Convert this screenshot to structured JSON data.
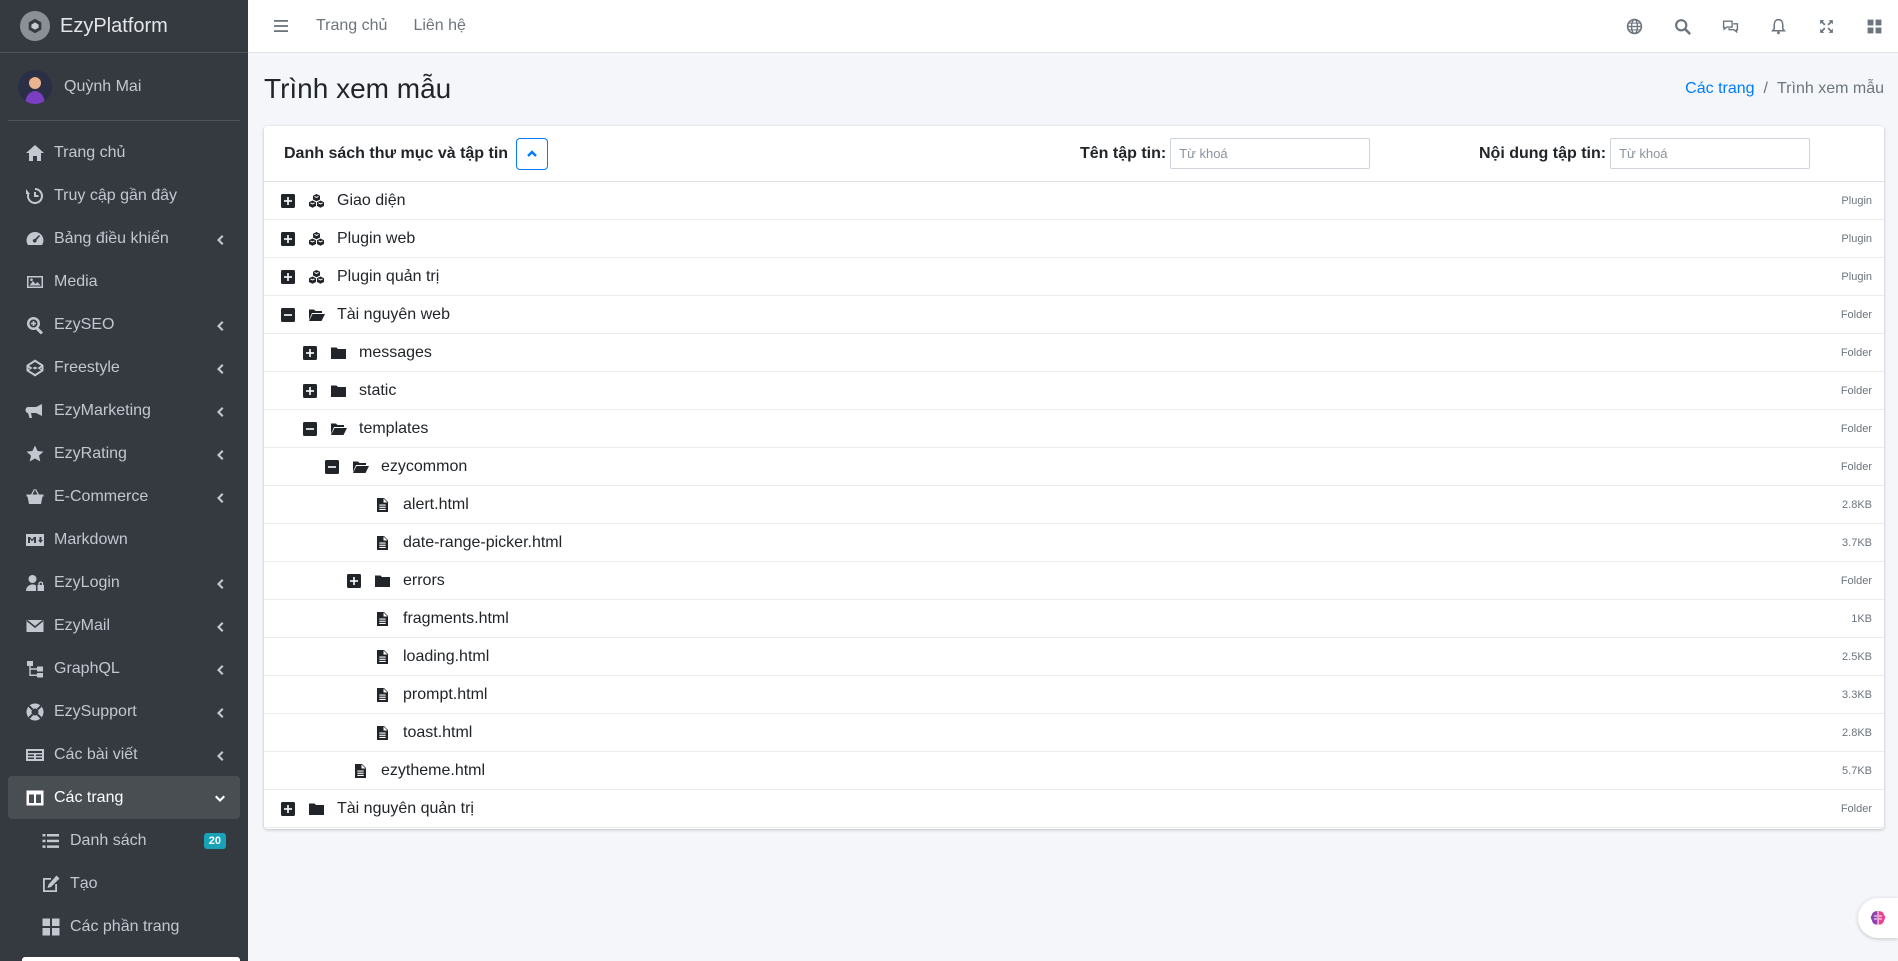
{
  "brand": {
    "name": "EzyPlatform"
  },
  "user": {
    "name": "Quỳnh Mai"
  },
  "sidebar": {
    "items": [
      {
        "label": "Trang chủ",
        "icon": "home-icon",
        "has_children": false
      },
      {
        "label": "Truy cập gần đây",
        "icon": "history-icon",
        "has_children": false
      },
      {
        "label": "Bảng điều khiển",
        "icon": "dashboard-gauge-icon",
        "has_children": true
      },
      {
        "label": "Media",
        "icon": "image-icon",
        "has_children": false
      },
      {
        "label": "EzySEO",
        "icon": "search-plus-icon",
        "has_children": true
      },
      {
        "label": "Freestyle",
        "icon": "codepen-icon",
        "has_children": true
      },
      {
        "label": "EzyMarketing",
        "icon": "bullhorn-icon",
        "has_children": true
      },
      {
        "label": "EzyRating",
        "icon": "star-icon",
        "has_children": true
      },
      {
        "label": "E-Commerce",
        "icon": "basket-icon",
        "has_children": true
      },
      {
        "label": "Markdown",
        "icon": "markdown-icon",
        "has_children": false
      },
      {
        "label": "EzyLogin",
        "icon": "user-lock-icon",
        "has_children": true
      },
      {
        "label": "EzyMail",
        "icon": "envelope-icon",
        "has_children": true
      },
      {
        "label": "GraphQL",
        "icon": "sitemap-icon",
        "has_children": true
      },
      {
        "label": "EzySupport",
        "icon": "life-ring-icon",
        "has_children": true
      },
      {
        "label": "Các bài viết",
        "icon": "newspaper-icon",
        "has_children": true
      },
      {
        "label": "Các trang",
        "icon": "columns-icon",
        "has_children": true,
        "active": true
      }
    ],
    "sub_items": [
      {
        "label": "Danh sách",
        "icon": "list-icon",
        "badge": "20"
      },
      {
        "label": "Tạo",
        "icon": "edit-icon"
      },
      {
        "label": "Các phần trang",
        "icon": "th-large-icon"
      }
    ]
  },
  "topbar": {
    "links": [
      "Trang chủ",
      "Liên hệ"
    ],
    "icons": [
      "globe-icon",
      "search-icon",
      "comments-icon",
      "bell-icon",
      "expand-icon",
      "grid-icon"
    ]
  },
  "header": {
    "title": "Trình xem mẫu",
    "breadcrumb": {
      "link": "Các trang",
      "separator": "/",
      "current": "Trình xem mẫu"
    }
  },
  "card": {
    "title": "Danh sách thư mục và tập tin",
    "filename_filter": {
      "label": "Tên tập tin:",
      "placeholder": "Từ khoá"
    },
    "content_filter": {
      "label": "Nội dung tập tin:",
      "placeholder": "Từ khoá"
    }
  },
  "tree": [
    {
      "name": "Giao diện",
      "type": "plugin",
      "level": 0,
      "state": "collapsed",
      "meta": "Plugin"
    },
    {
      "name": "Plugin web",
      "type": "plugin",
      "level": 0,
      "state": "collapsed",
      "meta": "Plugin"
    },
    {
      "name": "Plugin quản trị",
      "type": "plugin",
      "level": 0,
      "state": "collapsed",
      "meta": "Plugin"
    },
    {
      "name": "Tài nguyên web",
      "type": "folder-open",
      "level": 0,
      "state": "expanded",
      "meta": "Folder"
    },
    {
      "name": "messages",
      "type": "folder",
      "level": 1,
      "state": "collapsed",
      "meta": "Folder"
    },
    {
      "name": "static",
      "type": "folder",
      "level": 1,
      "state": "collapsed",
      "meta": "Folder"
    },
    {
      "name": "templates",
      "type": "folder-open",
      "level": 1,
      "state": "expanded",
      "meta": "Folder"
    },
    {
      "name": "ezycommon",
      "type": "folder-open",
      "level": 2,
      "state": "expanded",
      "meta": "Folder"
    },
    {
      "name": "alert.html",
      "type": "file",
      "level": 3,
      "state": "none",
      "meta": "2.8KB"
    },
    {
      "name": "date-range-picker.html",
      "type": "file",
      "level": 3,
      "state": "none",
      "meta": "3.7KB"
    },
    {
      "name": "errors",
      "type": "folder",
      "level": 3,
      "state": "collapsed",
      "meta": "Folder"
    },
    {
      "name": "fragments.html",
      "type": "file",
      "level": 3,
      "state": "none",
      "meta": "1KB"
    },
    {
      "name": "loading.html",
      "type": "file",
      "level": 3,
      "state": "none",
      "meta": "2.5KB"
    },
    {
      "name": "prompt.html",
      "type": "file",
      "level": 3,
      "state": "none",
      "meta": "3.3KB"
    },
    {
      "name": "toast.html",
      "type": "file",
      "level": 3,
      "state": "none",
      "meta": "2.8KB"
    },
    {
      "name": "ezytheme.html",
      "type": "file",
      "level": 2,
      "state": "none",
      "meta": "5.7KB"
    },
    {
      "name": "Tài nguyên quản trị",
      "type": "folder",
      "level": 0,
      "state": "collapsed",
      "meta": "Folder"
    }
  ],
  "colors": {
    "sidebar_bg": "#343a40",
    "accent": "#007bff",
    "badge": "#17a2b8",
    "page_bg": "#f4f6f9"
  }
}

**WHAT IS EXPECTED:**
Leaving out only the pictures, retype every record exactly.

**ANSWER TO THE EXERCISE:**
Convert this screenshot to structured JSON data.
{
  "brand": {
    "name": "EzyPlatform"
  },
  "user": {
    "name": "Quỳnh Mai"
  },
  "sidebar": {
    "items": [
      {
        "label": "Trang chủ",
        "icon": "home-icon",
        "has_children": false
      },
      {
        "label": "Truy cập gần đây",
        "icon": "history-icon",
        "has_children": false
      },
      {
        "label": "Bảng điều khiển",
        "icon": "dashboard-gauge-icon",
        "has_children": true
      },
      {
        "label": "Media",
        "icon": "image-icon",
        "has_children": false
      },
      {
        "label": "EzySEO",
        "icon": "search-plus-icon",
        "has_children": true
      },
      {
        "label": "Freestyle",
        "icon": "codepen-icon",
        "has_children": true
      },
      {
        "label": "EzyMarketing",
        "icon": "bullhorn-icon",
        "has_children": true
      },
      {
        "label": "EzyRating",
        "icon": "star-icon",
        "has_children": true
      },
      {
        "label": "E-Commerce",
        "icon": "basket-icon",
        "has_children": true
      },
      {
        "label": "Markdown",
        "icon": "markdown-icon",
        "has_children": false
      },
      {
        "label": "EzyLogin",
        "icon": "user-lock-icon",
        "has_children": true
      },
      {
        "label": "EzyMail",
        "icon": "envelope-icon",
        "has_children": true
      },
      {
        "label": "GraphQL",
        "icon": "sitemap-icon",
        "has_children": true
      },
      {
        "label": "EzySupport",
        "icon": "life-ring-icon",
        "has_children": true
      },
      {
        "label": "Các bài viết",
        "icon": "newspaper-icon",
        "has_children": true
      },
      {
        "label": "Các trang",
        "icon": "columns-icon",
        "has_children": true,
        "active": true
      }
    ],
    "sub_items": [
      {
        "label": "Danh sách",
        "icon": "list-icon",
        "badge": "20"
      },
      {
        "label": "Tạo",
        "icon": "edit-icon"
      },
      {
        "label": "Các phần trang",
        "icon": "th-large-icon"
      }
    ]
  },
  "topbar": {
    "links": [
      "Trang chủ",
      "Liên hệ"
    ],
    "icons": [
      "globe-icon",
      "search-icon",
      "comments-icon",
      "bell-icon",
      "expand-icon",
      "grid-icon"
    ]
  },
  "header": {
    "title": "Trình xem mẫu",
    "breadcrumb": {
      "link": "Các trang",
      "separator": "/",
      "current": "Trình xem mẫu"
    }
  },
  "card": {
    "title": "Danh sách thư mục và tập tin",
    "filename_filter": {
      "label": "Tên tập tin:",
      "placeholder": "Từ khoá"
    },
    "content_filter": {
      "label": "Nội dung tập tin:",
      "placeholder": "Từ khoá"
    }
  },
  "tree": [
    {
      "name": "Giao diện",
      "type": "plugin",
      "level": 0,
      "state": "collapsed",
      "meta": "Plugin"
    },
    {
      "name": "Plugin web",
      "type": "plugin",
      "level": 0,
      "state": "collapsed",
      "meta": "Plugin"
    },
    {
      "name": "Plugin quản trị",
      "type": "plugin",
      "level": 0,
      "state": "collapsed",
      "meta": "Plugin"
    },
    {
      "name": "Tài nguyên web",
      "type": "folder-open",
      "level": 0,
      "state": "expanded",
      "meta": "Folder"
    },
    {
      "name": "messages",
      "type": "folder",
      "level": 1,
      "state": "collapsed",
      "meta": "Folder"
    },
    {
      "name": "static",
      "type": "folder",
      "level": 1,
      "state": "collapsed",
      "meta": "Folder"
    },
    {
      "name": "templates",
      "type": "folder-open",
      "level": 1,
      "state": "expanded",
      "meta": "Folder"
    },
    {
      "name": "ezycommon",
      "type": "folder-open",
      "level": 2,
      "state": "expanded",
      "meta": "Folder"
    },
    {
      "name": "alert.html",
      "type": "file",
      "level": 3,
      "state": "none",
      "meta": "2.8KB"
    },
    {
      "name": "date-range-picker.html",
      "type": "file",
      "level": 3,
      "state": "none",
      "meta": "3.7KB"
    },
    {
      "name": "errors",
      "type": "folder",
      "level": 3,
      "state": "collapsed",
      "meta": "Folder"
    },
    {
      "name": "fragments.html",
      "type": "file",
      "level": 3,
      "state": "none",
      "meta": "1KB"
    },
    {
      "name": "loading.html",
      "type": "file",
      "level": 3,
      "state": "none",
      "meta": "2.5KB"
    },
    {
      "name": "prompt.html",
      "type": "file",
      "level": 3,
      "state": "none",
      "meta": "3.3KB"
    },
    {
      "name": "toast.html",
      "type": "file",
      "level": 3,
      "state": "none",
      "meta": "2.8KB"
    },
    {
      "name": "ezytheme.html",
      "type": "file",
      "level": 2,
      "state": "none",
      "meta": "5.7KB"
    },
    {
      "name": "Tài nguyên quản trị",
      "type": "folder",
      "level": 0,
      "state": "collapsed",
      "meta": "Folder"
    }
  ],
  "colors": {
    "sidebar_bg": "#343a40",
    "accent": "#007bff",
    "badge": "#17a2b8",
    "page_bg": "#f4f6f9"
  }
}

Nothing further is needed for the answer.